  • emergency management;
  • tornado warnings;
  • weather radar;
  • spotters;
  • user-centred system design

Abstract

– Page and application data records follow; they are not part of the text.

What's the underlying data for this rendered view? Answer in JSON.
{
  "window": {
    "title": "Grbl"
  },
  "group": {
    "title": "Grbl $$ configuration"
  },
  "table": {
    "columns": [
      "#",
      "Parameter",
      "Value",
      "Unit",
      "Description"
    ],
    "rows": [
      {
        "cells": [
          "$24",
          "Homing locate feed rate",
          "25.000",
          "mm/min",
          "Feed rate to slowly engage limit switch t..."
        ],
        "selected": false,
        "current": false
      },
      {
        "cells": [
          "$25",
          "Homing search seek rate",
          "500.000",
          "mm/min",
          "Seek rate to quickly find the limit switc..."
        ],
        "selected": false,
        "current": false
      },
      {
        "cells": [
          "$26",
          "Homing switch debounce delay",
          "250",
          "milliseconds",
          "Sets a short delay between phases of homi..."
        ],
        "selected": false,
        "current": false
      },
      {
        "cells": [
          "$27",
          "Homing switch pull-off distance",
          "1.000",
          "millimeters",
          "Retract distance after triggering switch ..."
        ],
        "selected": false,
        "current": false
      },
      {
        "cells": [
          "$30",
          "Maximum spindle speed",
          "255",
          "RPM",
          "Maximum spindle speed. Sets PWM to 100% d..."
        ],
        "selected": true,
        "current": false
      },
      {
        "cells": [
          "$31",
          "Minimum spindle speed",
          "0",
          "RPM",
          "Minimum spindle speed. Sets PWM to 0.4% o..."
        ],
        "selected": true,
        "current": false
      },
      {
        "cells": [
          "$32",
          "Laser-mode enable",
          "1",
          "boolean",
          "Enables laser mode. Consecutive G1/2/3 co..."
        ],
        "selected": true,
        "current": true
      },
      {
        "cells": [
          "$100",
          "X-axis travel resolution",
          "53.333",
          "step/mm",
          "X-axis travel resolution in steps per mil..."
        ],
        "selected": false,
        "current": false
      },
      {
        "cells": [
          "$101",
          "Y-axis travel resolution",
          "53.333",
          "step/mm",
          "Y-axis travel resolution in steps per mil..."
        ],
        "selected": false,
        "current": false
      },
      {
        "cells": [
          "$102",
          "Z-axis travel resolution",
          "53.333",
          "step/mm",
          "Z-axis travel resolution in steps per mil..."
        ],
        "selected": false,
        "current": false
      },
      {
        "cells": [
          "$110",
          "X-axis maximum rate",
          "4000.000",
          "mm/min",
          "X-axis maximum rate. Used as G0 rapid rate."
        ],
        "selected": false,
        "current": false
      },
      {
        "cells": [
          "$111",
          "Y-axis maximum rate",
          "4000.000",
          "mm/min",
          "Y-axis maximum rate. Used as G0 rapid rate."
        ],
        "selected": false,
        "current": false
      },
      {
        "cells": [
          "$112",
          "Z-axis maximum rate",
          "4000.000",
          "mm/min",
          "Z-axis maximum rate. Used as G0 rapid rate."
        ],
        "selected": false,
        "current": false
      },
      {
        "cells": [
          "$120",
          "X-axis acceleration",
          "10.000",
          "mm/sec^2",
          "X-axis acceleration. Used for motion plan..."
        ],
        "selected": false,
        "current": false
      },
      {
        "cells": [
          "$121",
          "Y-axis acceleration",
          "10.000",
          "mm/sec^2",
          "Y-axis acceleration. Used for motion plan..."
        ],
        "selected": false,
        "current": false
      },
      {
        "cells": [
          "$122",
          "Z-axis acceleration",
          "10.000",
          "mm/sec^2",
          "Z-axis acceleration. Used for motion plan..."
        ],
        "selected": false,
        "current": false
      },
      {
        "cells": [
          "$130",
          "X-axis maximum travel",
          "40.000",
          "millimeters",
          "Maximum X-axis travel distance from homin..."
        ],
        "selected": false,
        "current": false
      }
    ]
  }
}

Emergency managers (EMs) play a critical role in communicating severe weather and tornado warnings to the public, yet communicating the uncertainty of when, where or if a tornado may hit remains a great challenge for EMs. Focus group and survey data concerning weather product usage, weather observing spotter interaction, and decisions to warn the public were collected from Oklahoma EMs in order to characterize the communication processes EMs employ during severe weather outbreaks. These processes include: (1) acquiring weather information, (2) interpreting the information in order to make weather hazard threat assessments, (3) verifying the information, and (4) making time-sensitive warning decisions. The results indicate that while EMs use a variety of weather and radar products to acquire information, weather observing spotters are key sources of verification data. With respect to warning the public about tornado threats, sirens are the primary method. These findings are related to the development of a new radar system being developed by the Center for Collaborative Adaptive Sensing of the Atmosphere (CASA), so that this new technology can be designed to reduce uncertainty in the EM decision-making and warning communication processes. Copyright © 2010 Royal Meteorological Society